RECORDS TO USE: Begin

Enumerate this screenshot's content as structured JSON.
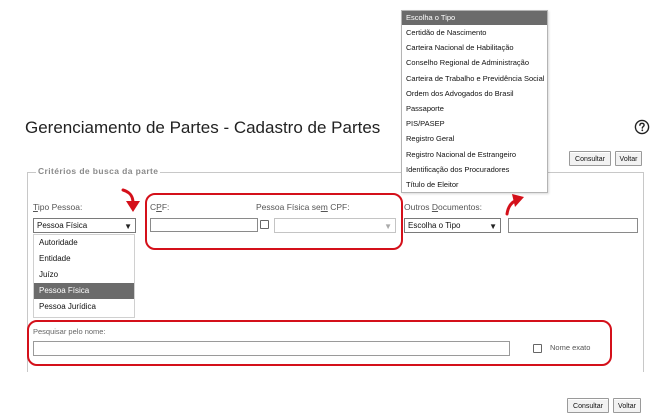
{
  "page": {
    "title": "Gerenciamento de Partes - Cadastro de Partes",
    "help_icon": "question-circle-icon"
  },
  "actions": {
    "consultar": "Consultar",
    "voltar": "Voltar"
  },
  "search_criteria": {
    "legend": "Critérios de busca da parte",
    "tipo_pessoa": {
      "label_accel": "T",
      "label_rest": "ipo Pessoa:",
      "value": "Pessoa Física",
      "options": [
        "Autoridade",
        "Entidade",
        "Juízo",
        "Pessoa Física",
        "Pessoa Jurídica"
      ],
      "selected": "Pessoa Física"
    },
    "cpf": {
      "label_pre": "C",
      "label_accel": "P",
      "label_post": "F:",
      "value": ""
    },
    "sem_cpf": {
      "label_pre": "Pessoa Física se",
      "label_accel": "m",
      "label_post": " CPF:",
      "checked": false,
      "value": ""
    },
    "outros_documentos": {
      "label_pre": "Outros ",
      "label_accel": "D",
      "label_post": "ocumentos:",
      "value": "Escolha o Tipo",
      "number": "",
      "dropdown_header": "Escolha o Tipo",
      "options": [
        "Certidão de Nascimento",
        "Carteira Nacional de Habilitação",
        "Conselho Regional de Administração",
        "Carteira de Trabalho e Previdência Social",
        "Ordem dos Advogados do Brasil",
        "Passaporte",
        "PIS/PASEP",
        "Registro Geral",
        "Registro Nacional de Estrangeiro",
        "Identificação dos Procuradores",
        "Título de Eleitor"
      ]
    },
    "nome": {
      "label": "Pesquisar pelo nome:",
      "value": "",
      "exato_label": "Nome exato",
      "exato_checked": false
    }
  },
  "annotation_color": "#d4101a"
}
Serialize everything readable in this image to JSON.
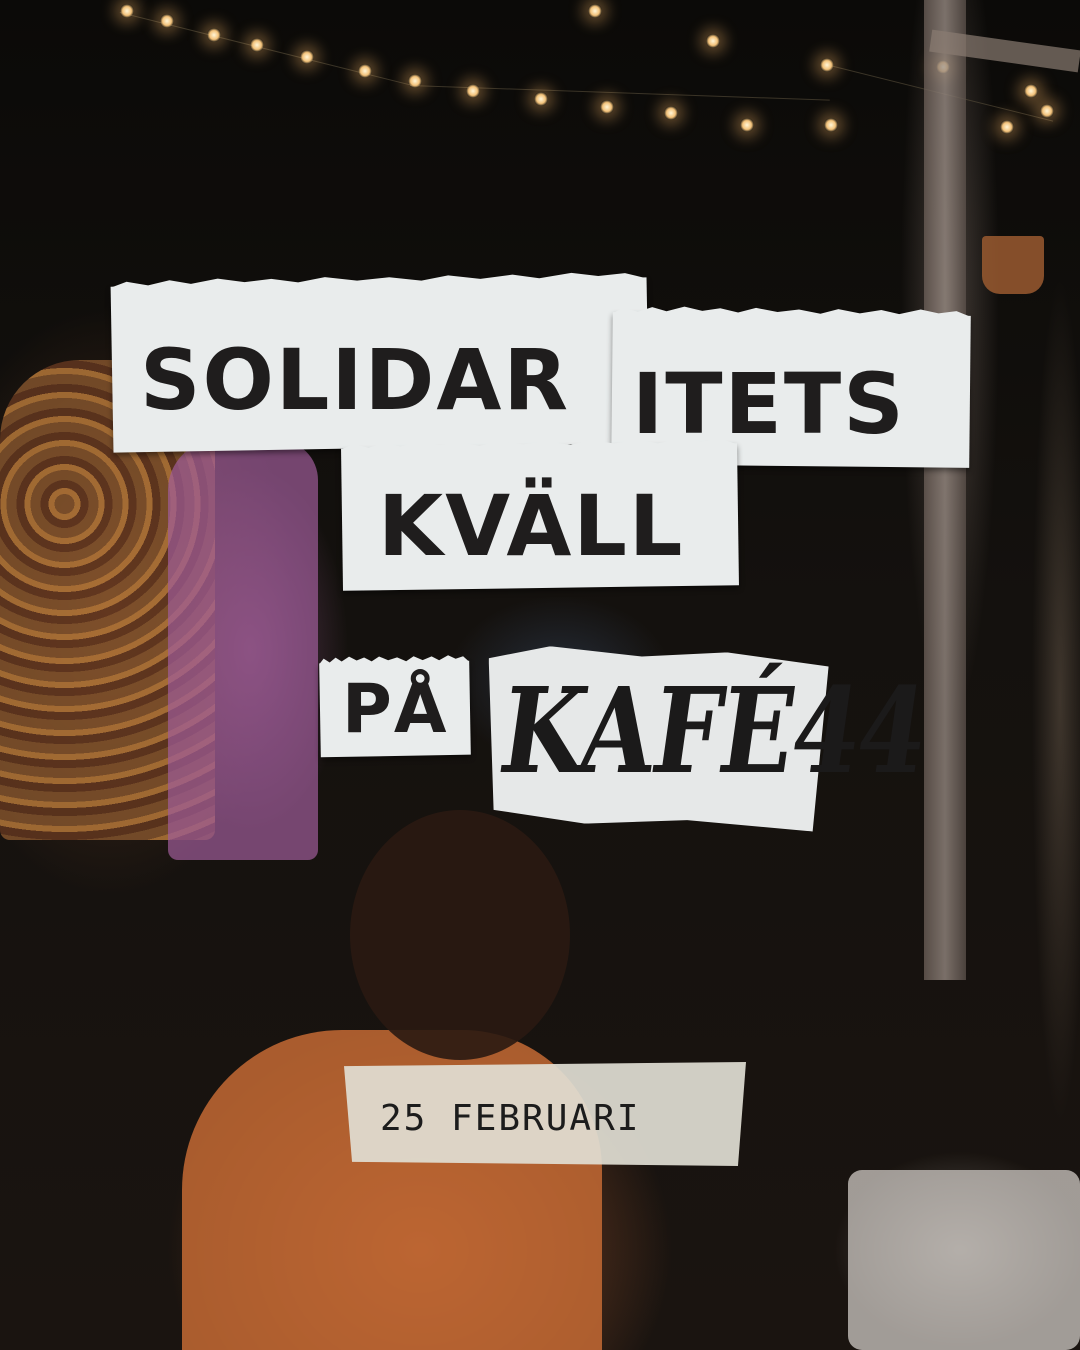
{
  "headline": {
    "line1a": "SOLIDAR",
    "line1b": "ITETS",
    "line2": "KVÄLL",
    "line3_prefix": "PÅ"
  },
  "logo": {
    "text": "KAFÉ44"
  },
  "event": {
    "date": "25 FEBRUARI"
  },
  "colors": {
    "paper": "#e9ecec",
    "ink": "#1f1d1d",
    "tape": "#e1ded4"
  }
}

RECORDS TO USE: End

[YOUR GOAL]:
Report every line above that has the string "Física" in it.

[PROBLEM SOLUTION]:
      "value": "Pessoa Física",
        "Pessoa Física",
      "selected": "Pessoa Física"
      "label_pre": "Pessoa Física se",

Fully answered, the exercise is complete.